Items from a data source
##############################

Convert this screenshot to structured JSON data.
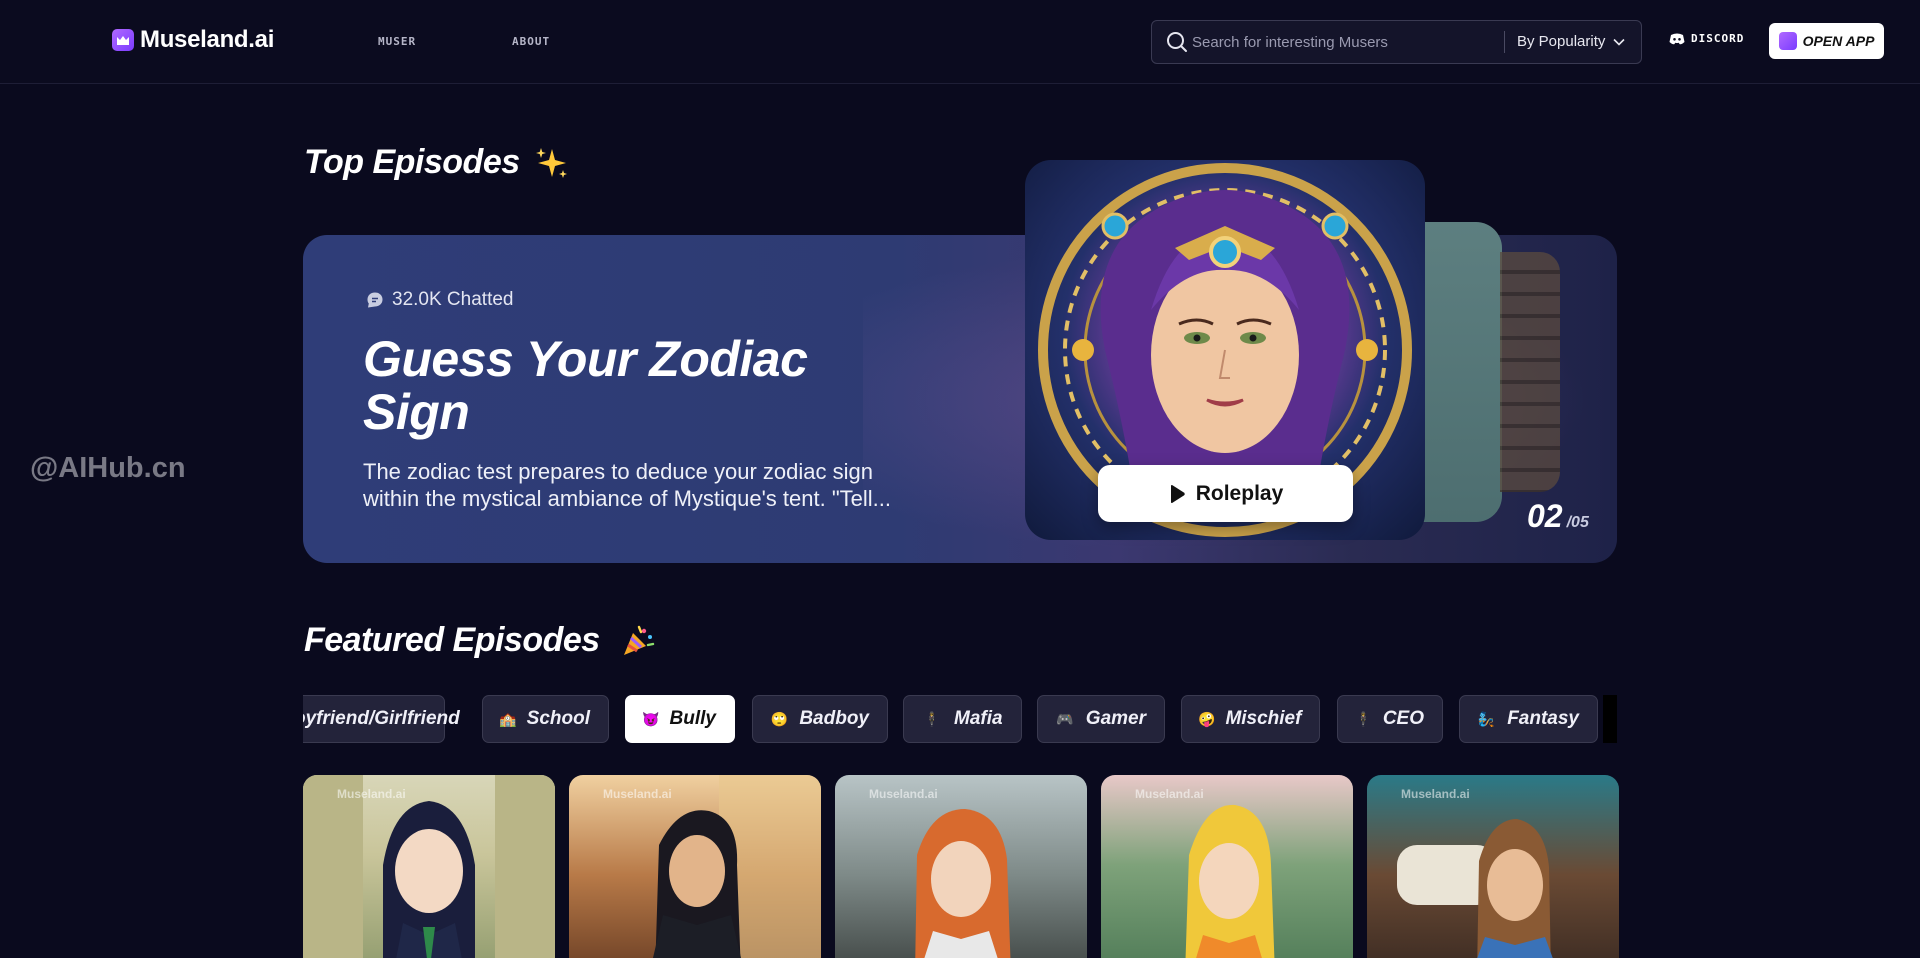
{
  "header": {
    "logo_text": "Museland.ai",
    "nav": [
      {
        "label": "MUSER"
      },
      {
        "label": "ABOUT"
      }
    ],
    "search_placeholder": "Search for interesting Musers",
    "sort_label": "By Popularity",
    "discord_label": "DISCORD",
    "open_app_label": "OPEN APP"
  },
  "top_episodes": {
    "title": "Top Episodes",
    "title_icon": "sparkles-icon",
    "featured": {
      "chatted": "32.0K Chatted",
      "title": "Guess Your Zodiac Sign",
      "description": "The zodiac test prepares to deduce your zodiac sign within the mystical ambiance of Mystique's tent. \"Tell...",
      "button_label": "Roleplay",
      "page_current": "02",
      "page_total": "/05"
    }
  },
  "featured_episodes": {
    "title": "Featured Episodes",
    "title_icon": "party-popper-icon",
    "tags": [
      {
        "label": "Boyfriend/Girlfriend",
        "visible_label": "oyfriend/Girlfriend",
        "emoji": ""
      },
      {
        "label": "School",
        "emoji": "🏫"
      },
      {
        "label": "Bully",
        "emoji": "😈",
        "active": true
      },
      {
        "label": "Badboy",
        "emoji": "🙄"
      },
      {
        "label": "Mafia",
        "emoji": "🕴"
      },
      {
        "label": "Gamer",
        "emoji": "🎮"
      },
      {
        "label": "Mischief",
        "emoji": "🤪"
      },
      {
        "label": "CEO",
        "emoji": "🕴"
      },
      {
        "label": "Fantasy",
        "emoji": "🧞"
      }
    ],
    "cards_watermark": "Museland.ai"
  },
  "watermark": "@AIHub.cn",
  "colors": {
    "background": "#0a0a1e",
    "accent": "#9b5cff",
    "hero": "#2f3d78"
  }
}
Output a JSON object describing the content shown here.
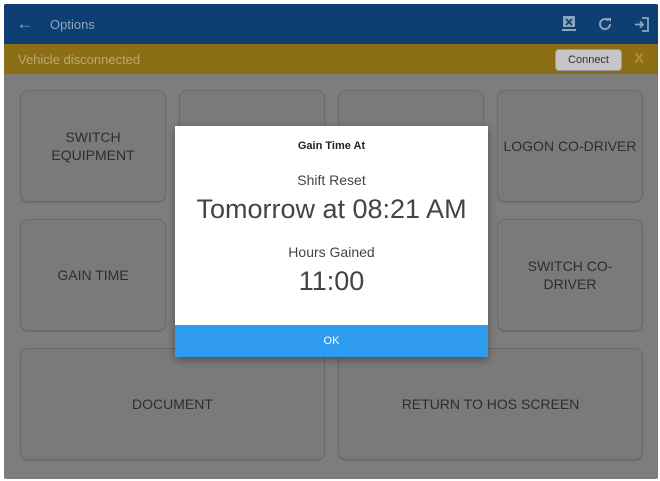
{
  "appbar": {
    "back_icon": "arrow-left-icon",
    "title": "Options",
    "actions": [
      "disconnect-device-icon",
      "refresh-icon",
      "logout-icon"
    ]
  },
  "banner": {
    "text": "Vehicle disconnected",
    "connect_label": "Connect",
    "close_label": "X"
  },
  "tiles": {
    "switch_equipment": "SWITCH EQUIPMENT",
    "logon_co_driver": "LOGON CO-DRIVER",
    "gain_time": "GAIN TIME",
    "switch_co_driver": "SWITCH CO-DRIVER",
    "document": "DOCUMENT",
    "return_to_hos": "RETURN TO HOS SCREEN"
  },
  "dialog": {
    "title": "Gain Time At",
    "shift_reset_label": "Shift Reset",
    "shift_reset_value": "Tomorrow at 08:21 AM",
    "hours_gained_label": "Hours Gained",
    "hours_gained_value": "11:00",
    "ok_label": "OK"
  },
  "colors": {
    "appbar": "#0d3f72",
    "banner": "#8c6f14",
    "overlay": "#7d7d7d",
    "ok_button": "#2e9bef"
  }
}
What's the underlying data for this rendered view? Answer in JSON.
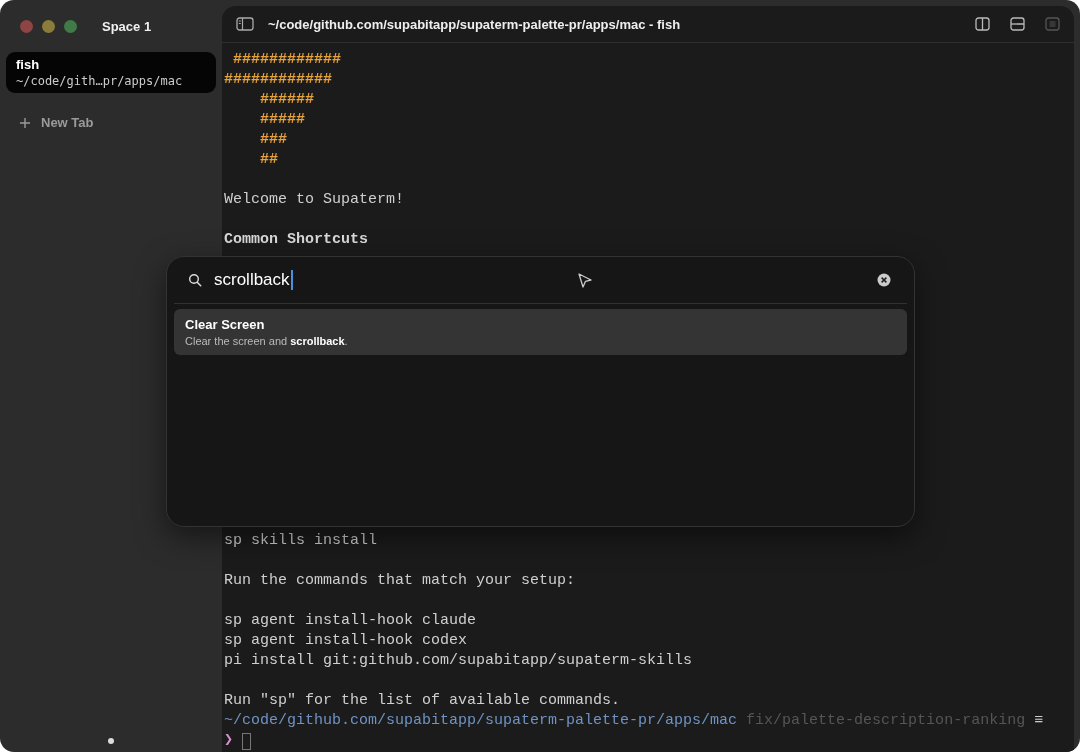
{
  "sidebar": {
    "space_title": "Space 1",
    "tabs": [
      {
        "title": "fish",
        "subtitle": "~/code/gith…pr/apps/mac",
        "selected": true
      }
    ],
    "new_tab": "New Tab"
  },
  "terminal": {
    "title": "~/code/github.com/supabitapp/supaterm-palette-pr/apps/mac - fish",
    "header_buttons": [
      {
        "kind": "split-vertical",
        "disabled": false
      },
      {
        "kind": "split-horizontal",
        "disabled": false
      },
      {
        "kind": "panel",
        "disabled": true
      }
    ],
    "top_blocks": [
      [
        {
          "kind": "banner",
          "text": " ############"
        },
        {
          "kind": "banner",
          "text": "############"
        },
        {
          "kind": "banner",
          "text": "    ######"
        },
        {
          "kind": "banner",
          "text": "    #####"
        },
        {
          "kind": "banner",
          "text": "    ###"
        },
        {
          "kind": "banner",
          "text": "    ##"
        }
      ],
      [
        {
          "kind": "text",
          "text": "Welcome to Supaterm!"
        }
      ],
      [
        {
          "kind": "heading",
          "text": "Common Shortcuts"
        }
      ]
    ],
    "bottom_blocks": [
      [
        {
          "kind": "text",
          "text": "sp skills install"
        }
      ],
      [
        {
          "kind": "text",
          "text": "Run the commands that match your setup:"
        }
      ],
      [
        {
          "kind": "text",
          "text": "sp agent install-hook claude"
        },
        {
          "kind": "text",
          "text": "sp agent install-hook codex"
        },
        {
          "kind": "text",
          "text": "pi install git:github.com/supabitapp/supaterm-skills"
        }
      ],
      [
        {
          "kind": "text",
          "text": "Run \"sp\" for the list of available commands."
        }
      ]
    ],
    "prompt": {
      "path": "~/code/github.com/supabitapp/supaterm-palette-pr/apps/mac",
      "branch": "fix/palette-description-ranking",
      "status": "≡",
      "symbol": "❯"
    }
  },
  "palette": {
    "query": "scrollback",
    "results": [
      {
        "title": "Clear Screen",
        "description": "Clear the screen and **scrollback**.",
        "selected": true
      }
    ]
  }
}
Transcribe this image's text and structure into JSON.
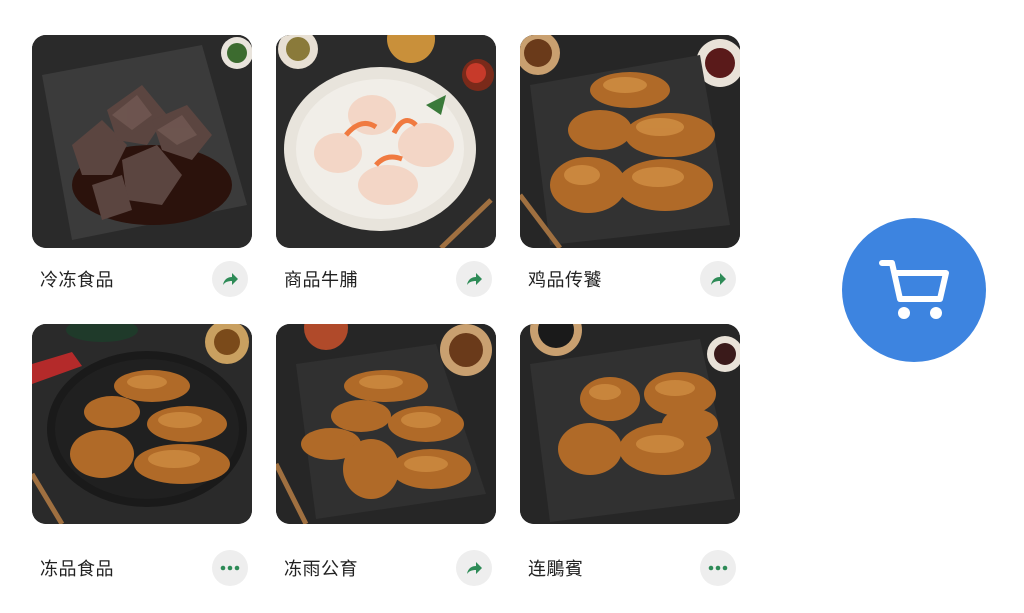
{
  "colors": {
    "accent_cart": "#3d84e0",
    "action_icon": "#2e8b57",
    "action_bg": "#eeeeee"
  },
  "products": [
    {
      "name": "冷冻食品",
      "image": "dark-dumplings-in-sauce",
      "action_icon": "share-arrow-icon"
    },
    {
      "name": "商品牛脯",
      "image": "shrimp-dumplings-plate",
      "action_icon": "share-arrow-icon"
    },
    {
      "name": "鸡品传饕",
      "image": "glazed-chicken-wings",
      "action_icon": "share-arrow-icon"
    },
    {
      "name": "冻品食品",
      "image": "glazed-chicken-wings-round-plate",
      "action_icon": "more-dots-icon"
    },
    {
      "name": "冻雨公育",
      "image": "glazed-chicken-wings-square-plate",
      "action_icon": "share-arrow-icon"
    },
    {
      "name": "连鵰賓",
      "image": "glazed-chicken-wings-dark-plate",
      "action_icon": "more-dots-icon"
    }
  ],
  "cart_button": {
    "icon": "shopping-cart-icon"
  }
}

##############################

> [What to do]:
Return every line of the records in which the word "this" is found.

> [Task response]:
Convert this screenshot to structured JSON data.
What's the underlying data for this rendered view? Answer in JSON.
Transcribe this image's text and structure into JSON.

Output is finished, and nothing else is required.